PomPom Design‘s abstract designs immediately grabbed my attention. Designer Helena Ben-Zenou explained that she’d started creating her own designs out of a desire for needlepoint that would look great in a contemporary home, and also be relaxing and enjoyable to work.
With sizable blocks of colour, they would be much less bitty to stitch than kits I’ve tried in the last. I love curved forms of PomPom’s Futura design, which reminds me of some of my favourite screen prints from the 60s and 70s by artist Eduardo Paolozzi. My personal favourite design, Canyon, is inspired by native American and Mexican textiles and evokes the orange stone and strong shadows of the Grand Canyon.
By contrast, Hannah Bass creates stunning, intricate designs based on city plans. Hannah explained that being an interior designer she too wanted to create tapestry designs for the contemporary home. In fact her first design (London) was for herself. It proved popular with friends, she soon found herself taking commissions and her tapestry business grew from there!
Hannah had worked all the pieces on her stand herself, and assured me that they weren’t difficult to do. Her kits are beautifully hand packaged and use the finest quality natural materials, and at £65 are incredibly well priced and are sure to be treasured.
Although tapestry is typically turned into cushions, both designers showed that they work equally well as wall art.
The exhibition entrance hall displayed intricate and ambitious textile art of a totally different kind; it was hard not to be impressed by the series of large-scale fabric and embroidery pieces depicting coastal scenes, created by two Italian artists working as DAMSS.
The artists combined a multitude of textured fabrics and machine embroidery, creating tactile landscapes of shimmering seas, rugged cliffs and vibrant villages. Sadly there wasn’t much information about the work or the artists at the exhibition.

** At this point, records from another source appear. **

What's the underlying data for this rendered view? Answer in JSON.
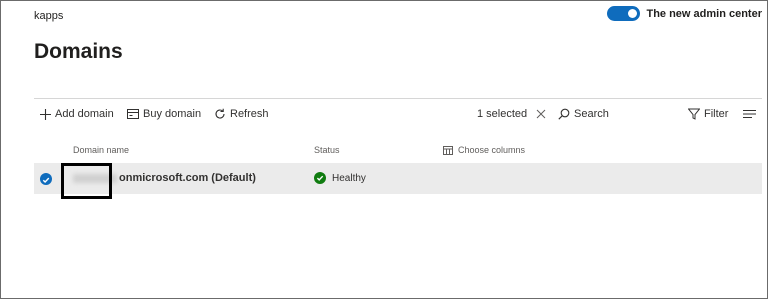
{
  "tenant": "kapps",
  "admin_toggle": {
    "label": "The new admin center",
    "on": true
  },
  "page_title": "Domains",
  "toolbar": {
    "add_label": "Add domain",
    "buy_label": "Buy domain",
    "refresh_label": "Refresh",
    "selected_label": "1 selected",
    "search_label": "Search",
    "filter_label": "Filter"
  },
  "table": {
    "columns": {
      "domain": "Domain name",
      "status": "Status",
      "choose": "Choose columns"
    },
    "rows": [
      {
        "domain": "onmicrosoft.com (Default)",
        "status": "Healthy",
        "selected": true
      }
    ]
  },
  "colors": {
    "accent": "#0f6cbd",
    "healthy": "#107c10",
    "row_selected_bg": "#ebebeb"
  },
  "icons": [
    "add-icon",
    "buy-icon",
    "refresh-icon",
    "close-icon",
    "search-icon",
    "filter-icon",
    "menu-icon",
    "choose-columns-icon",
    "checkmark-icon",
    "healthy-icon"
  ]
}
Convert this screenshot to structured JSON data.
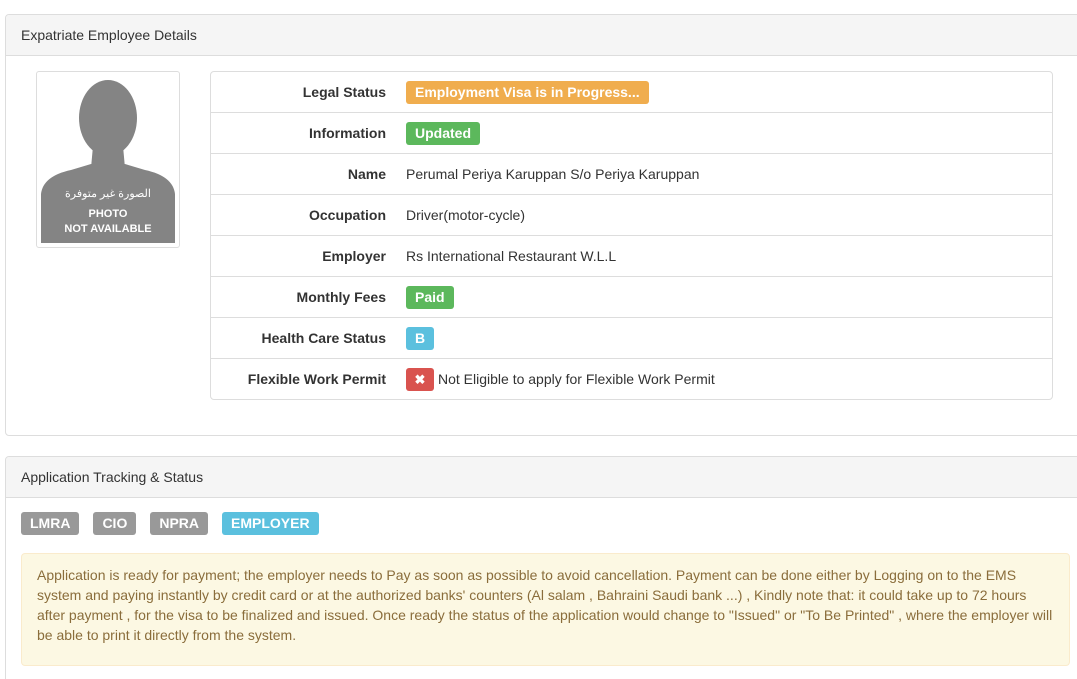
{
  "details_panel": {
    "title": "Expatriate Employee Details",
    "photo": {
      "arabic_text": "الصورة غير متوفرة",
      "line1": "PHOTO",
      "line2": "NOT AVAILABLE"
    },
    "rows": [
      {
        "label": "Legal Status",
        "badge": "Employment Visa is in Progress...",
        "badge_color": "#f0ad4e"
      },
      {
        "label": "Information",
        "badge": "Updated",
        "badge_color": "#5cb85c"
      },
      {
        "label": "Name",
        "value": "Perumal Periya Karuppan S/o Periya Karuppan"
      },
      {
        "label": "Occupation",
        "value": "Driver(motor-cycle)"
      },
      {
        "label": "Employer",
        "value": "Rs International Restaurant W.L.L"
      },
      {
        "label": "Monthly Fees",
        "badge": "Paid",
        "badge_color": "#5cb85c"
      },
      {
        "label": "Health Care Status",
        "badge": "B",
        "badge_color": "#5bc0de"
      },
      {
        "label": "Flexible Work Permit",
        "icon": "x-icon",
        "value": "Not Eligible to apply for Flexible Work Permit",
        "icon_color": "#d9534f"
      }
    ]
  },
  "tracking_panel": {
    "title": "Application Tracking & Status",
    "tags": [
      {
        "label": "LMRA",
        "color": "#999999"
      },
      {
        "label": "CIO",
        "color": "#999999"
      },
      {
        "label": "NPRA",
        "color": "#999999"
      },
      {
        "label": "EMPLOYER",
        "color": "#5bc0de"
      }
    ],
    "message": "Application is ready for payment; the employer needs to Pay as soon as possible to avoid cancellation. Payment can be done either by Logging on to the EMS system and paying instantly by credit card or at the authorized banks' counters (Al salam , Bahraini Saudi bank ...) , Kindly note that: it could take up to 72 hours after payment , for the visa to be finalized and issued. Once ready the status of the application would change to \"Issued\" or \"To Be Printed\" , where the employer will be able to print it directly from the system."
  }
}
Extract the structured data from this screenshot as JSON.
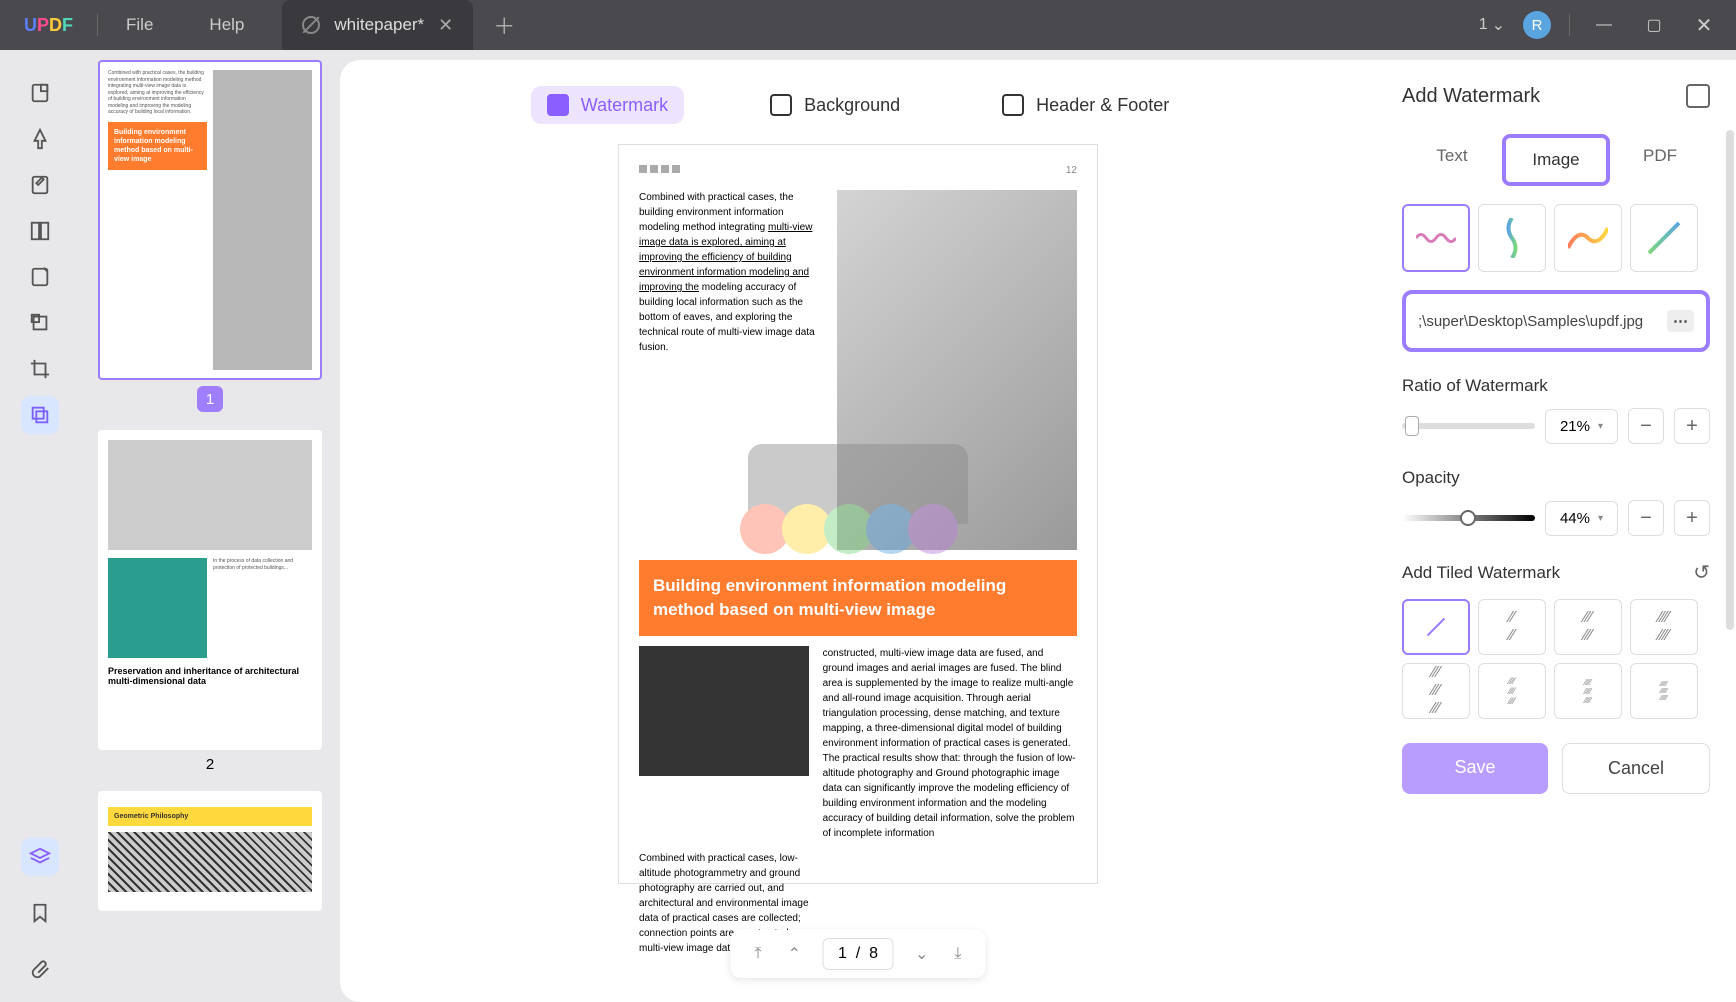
{
  "titlebar": {
    "logo": "UPDF",
    "menu": {
      "file": "File",
      "help": "Help"
    },
    "tab": {
      "title": "whitepaper*"
    },
    "count": "1",
    "avatar": "R"
  },
  "top_tabs": {
    "watermark": "Watermark",
    "background": "Background",
    "header_footer": "Header & Footer"
  },
  "doc": {
    "page_num": "12",
    "para1": "Combined with practical cases, the building environment information modeling method integrating ",
    "para1_u": "multi-view image data is explored, aiming at improving the efficiency of building environment information modeling and improving the",
    "para1_after": " modeling accuracy of building local information such as the bottom of eaves, and exploring the technical route of multi-view image data fusion.",
    "banner": "Building environment information modeling method based on multi-view image",
    "para2": "constructed, multi-view image data are fused, and ground images and aerial images are fused. The blind area is supplemented by the image to realize multi-angle and all-round image acquisition. Through aerial triangulation processing, dense matching, and texture mapping, a three-dimensional digital model of building environment information of practical cases is generated. The practical results show that: through the fusion of low-altitude photography and Ground photographic image data can significantly improve the modeling efficiency of building environment information and the modeling accuracy of building detail information, solve the problem of incomplete information",
    "para3": "Combined with practical cases, low-altitude photogrammetry and ground photography are carried out, and architectural and environmental image data of practical cases are collected; connection points are constructed, multi-view image data are"
  },
  "thumbs": {
    "p1": "1",
    "p2": "2",
    "t1_banner": "Building environment information modeling method based on multi-view image",
    "t2_title": "Preservation and inheritance of architectural multi-dimensional data",
    "t3_title": "Geometric Philosophy"
  },
  "nav": {
    "page": "1",
    "total": "8",
    "sep": "/"
  },
  "right": {
    "title": "Add Watermark",
    "tabs": {
      "text": "Text",
      "image": "Image",
      "pdf": "PDF"
    },
    "file_path": ";\\super\\Desktop\\Samples\\updf.jpg",
    "ratio_label": "Ratio of Watermark",
    "ratio_val": "21%",
    "opacity_label": "Opacity",
    "opacity_val": "44%",
    "tile_label": "Add Tiled Watermark",
    "save": "Save",
    "cancel": "Cancel"
  }
}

Obviously there was much more to see… fabric and knitting highlights to follow!